What you are asked to do:
For each record below, retype the text exactly and omit any image.

Recorded data:
- - -

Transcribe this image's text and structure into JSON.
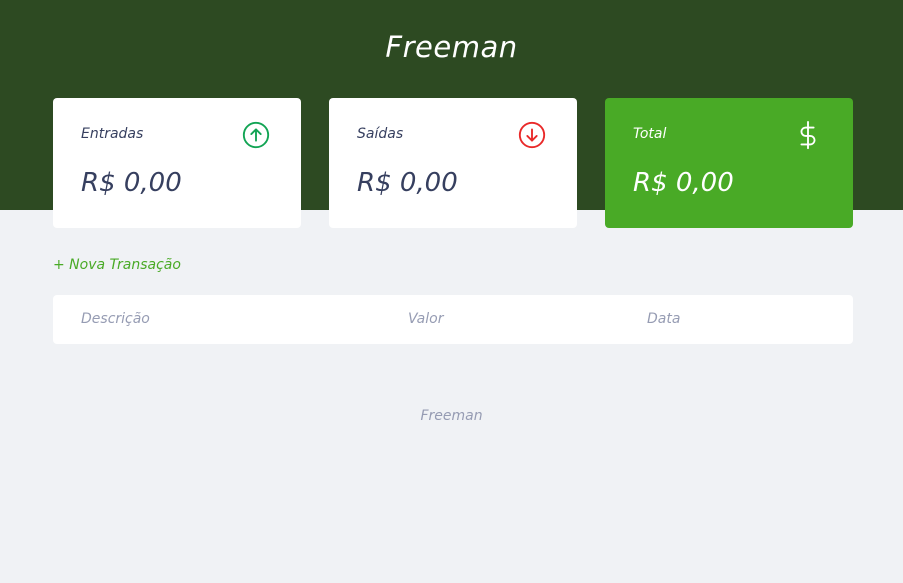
{
  "header": {
    "title": "Freeman",
    "background": "#2d4a22"
  },
  "cards": [
    {
      "label": "Entradas",
      "value": "R$ 0,00",
      "icon": "arrow-up-circle-icon",
      "icon_color": "#12a454"
    },
    {
      "label": "Saídas",
      "value": "R$ 0,00",
      "icon": "arrow-down-circle-icon",
      "icon_color": "#e92929"
    },
    {
      "label": "Total",
      "value": "R$ 0,00",
      "icon": "dollar-icon",
      "background": "#49aa26"
    }
  ],
  "actions": {
    "new_transaction": "+ Nova Transação"
  },
  "table": {
    "headers": [
      "Descrição",
      "Valor",
      "Data"
    ]
  },
  "footer": {
    "text": "Freeman"
  }
}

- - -

Solution:
Transcribe this image's text and structure into JSON.
{
  "header": {
    "title": "Freeman",
    "background": "#2d4a22"
  },
  "cards": [
    {
      "label": "Entradas",
      "value": "R$ 0,00",
      "icon": "arrow-up-circle-icon",
      "icon_color": "#12a454"
    },
    {
      "label": "Saídas",
      "value": "R$ 0,00",
      "icon": "arrow-down-circle-icon",
      "icon_color": "#e92929"
    },
    {
      "label": "Total",
      "value": "R$ 0,00",
      "icon": "dollar-icon",
      "background": "#49aa26"
    }
  ],
  "actions": {
    "new_transaction": "+ Nova Transação"
  },
  "table": {
    "headers": [
      "Descrição",
      "Valor",
      "Data"
    ]
  },
  "footer": {
    "text": "Freeman"
  }
}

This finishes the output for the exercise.